*** Information

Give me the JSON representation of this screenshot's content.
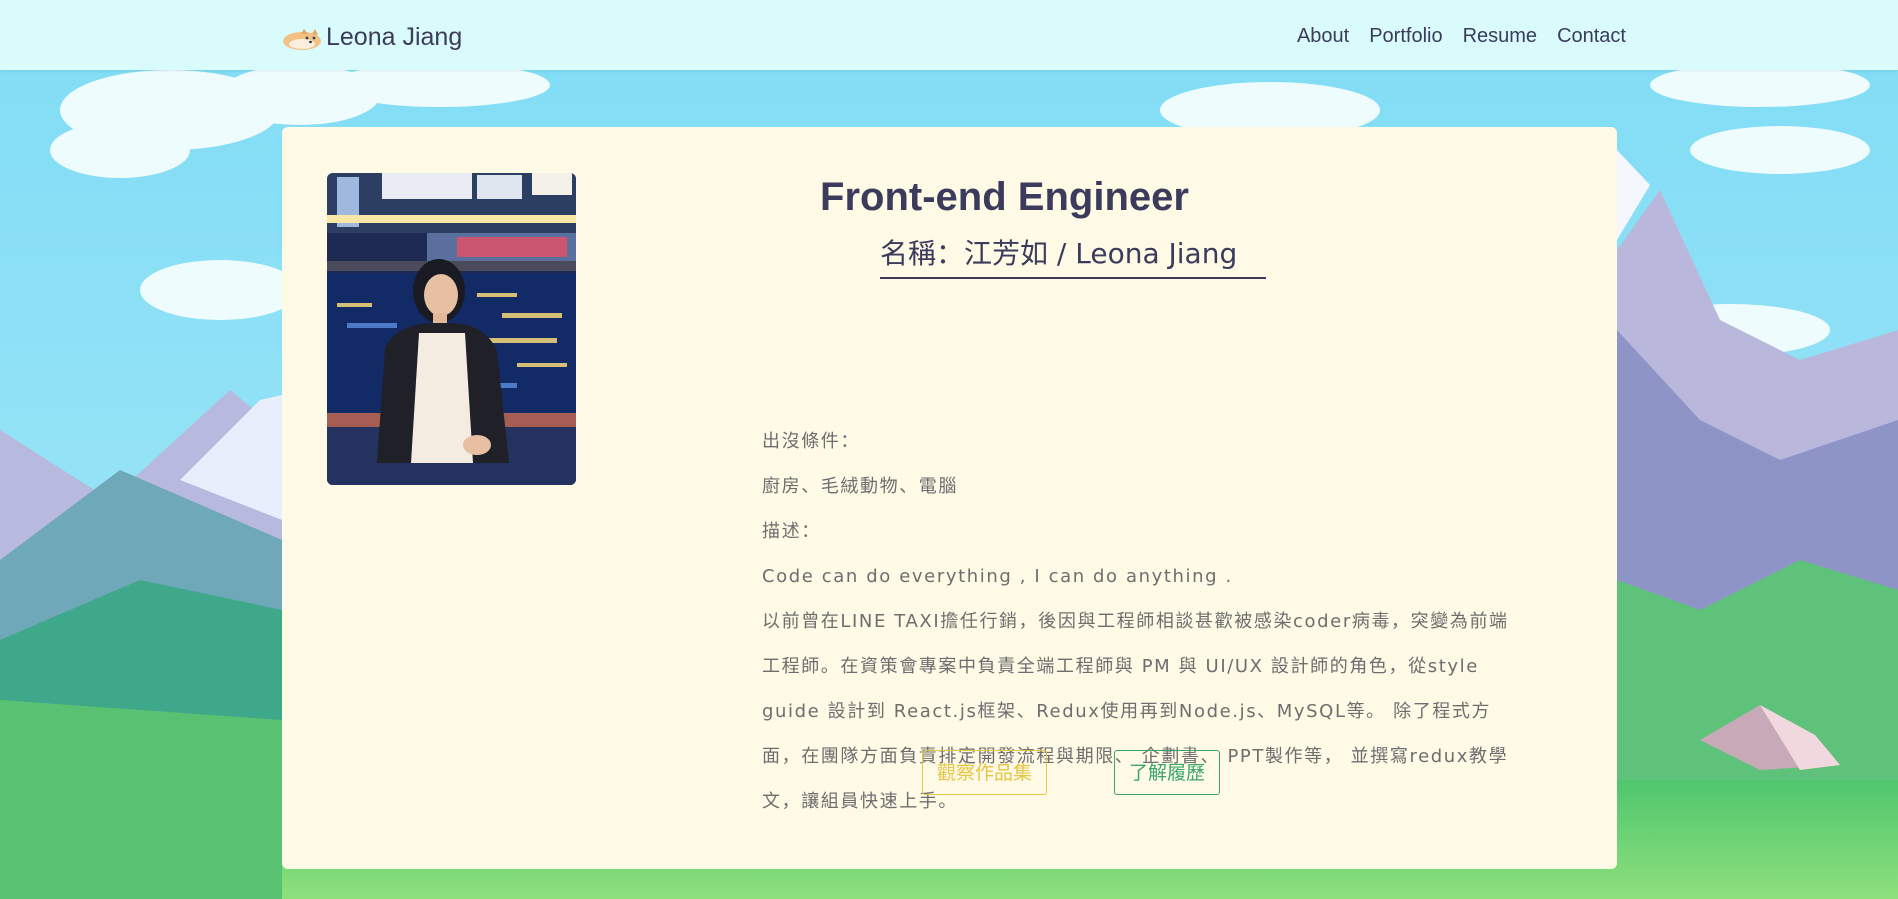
{
  "navbar": {
    "brand_name": "Leona Jiang",
    "brand_icon": "shiba-dog-icon",
    "links": [
      "About",
      "Portfolio",
      "Resume",
      "Contact"
    ]
  },
  "profile": {
    "title": "Front-end Engineer",
    "subtitle": "名稱：江芳如 / Leona Jiang",
    "appear_label": "出沒條件：",
    "appear_value": "廚房、毛絨動物、電腦",
    "desc_label": "描述：",
    "motto": "Code can do everything , I can do anything .",
    "description": "以前曾在LINE TAXI擔任行銷，後因與工程師相談甚歡被感染coder病毒，突變為前端工程師。在資策會專案中負責全端工程師與 PM 與 UI/UX 設計師的角色，從style guide 設計到 React.js框架、Redux使用再到Node.js、MySQL等。 除了程式方面，在團隊方面負責排定開發流程與期限、 企劃書、 PPT製作等， 並撰寫redux教學文，讓組員快速上手。"
  },
  "buttons": {
    "portfolio": "觀察作品集",
    "resume": "了解履歷"
  },
  "colors": {
    "navbar_bg": "#d9fbfb",
    "card_bg": "#fefae6",
    "text_dark": "#3b3b5c",
    "text_body": "#6e6e6e",
    "accent_yellow": "#e5c646",
    "accent_green": "#3aa56a"
  }
}
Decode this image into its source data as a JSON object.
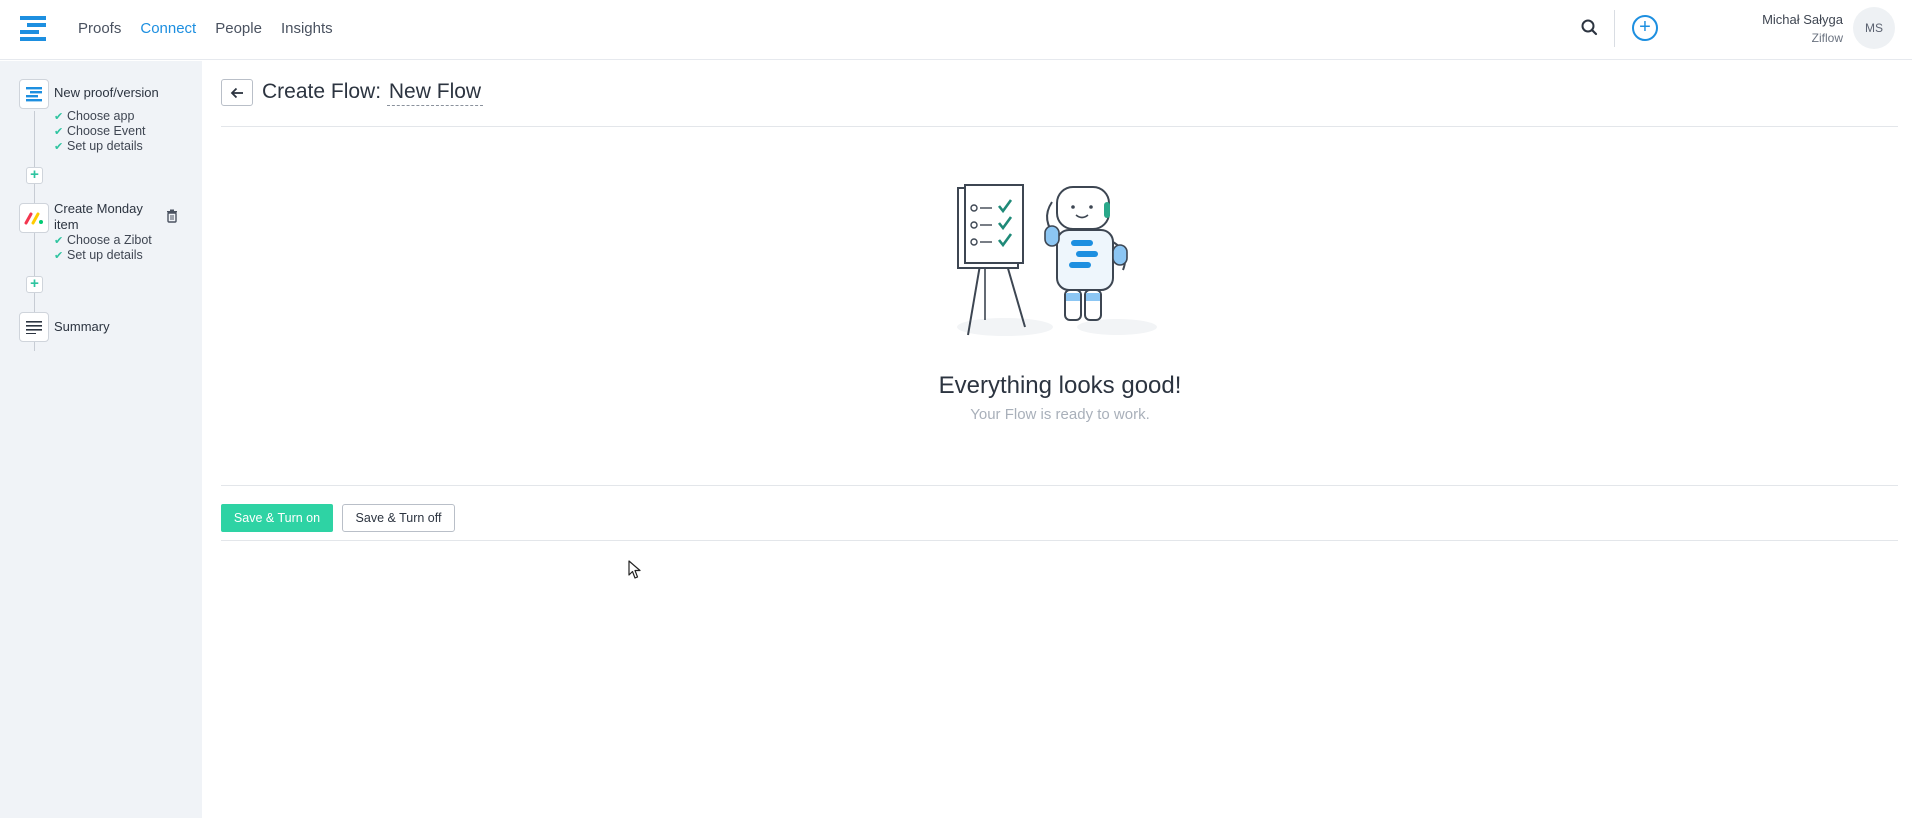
{
  "nav": {
    "items": [
      {
        "label": "Proofs",
        "active": false
      },
      {
        "label": "Connect",
        "active": true
      },
      {
        "label": "People",
        "active": false
      },
      {
        "label": "Insights",
        "active": false
      }
    ],
    "accent_color": "#1d8fe0"
  },
  "user": {
    "name": "Michał Sałyga",
    "org": "Ziflow",
    "initials": "MS"
  },
  "sidebar": {
    "steps": [
      {
        "title": "New proof/version",
        "icon": "ziflow-logo-icon",
        "substeps": [
          "Choose app",
          "Choose Event",
          "Set up details"
        ]
      },
      {
        "title": "Create Monday item",
        "icon": "monday-logo-icon",
        "substeps": [
          "Choose a Zibot",
          "Set up details"
        ]
      },
      {
        "title": "Summary",
        "icon": "summary-lines-icon",
        "substeps": []
      }
    ]
  },
  "main": {
    "title_prefix": "Create Flow:",
    "flow_name": "New Flow",
    "status_title": "Everything looks good!",
    "status_subtitle": "Your Flow is ready to work.",
    "buttons": {
      "save_on": "Save & Turn on",
      "save_off": "Save & Turn off"
    },
    "success_color": "#2ed3a4"
  }
}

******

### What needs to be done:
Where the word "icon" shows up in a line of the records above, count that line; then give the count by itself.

### Solution to the exercise:
4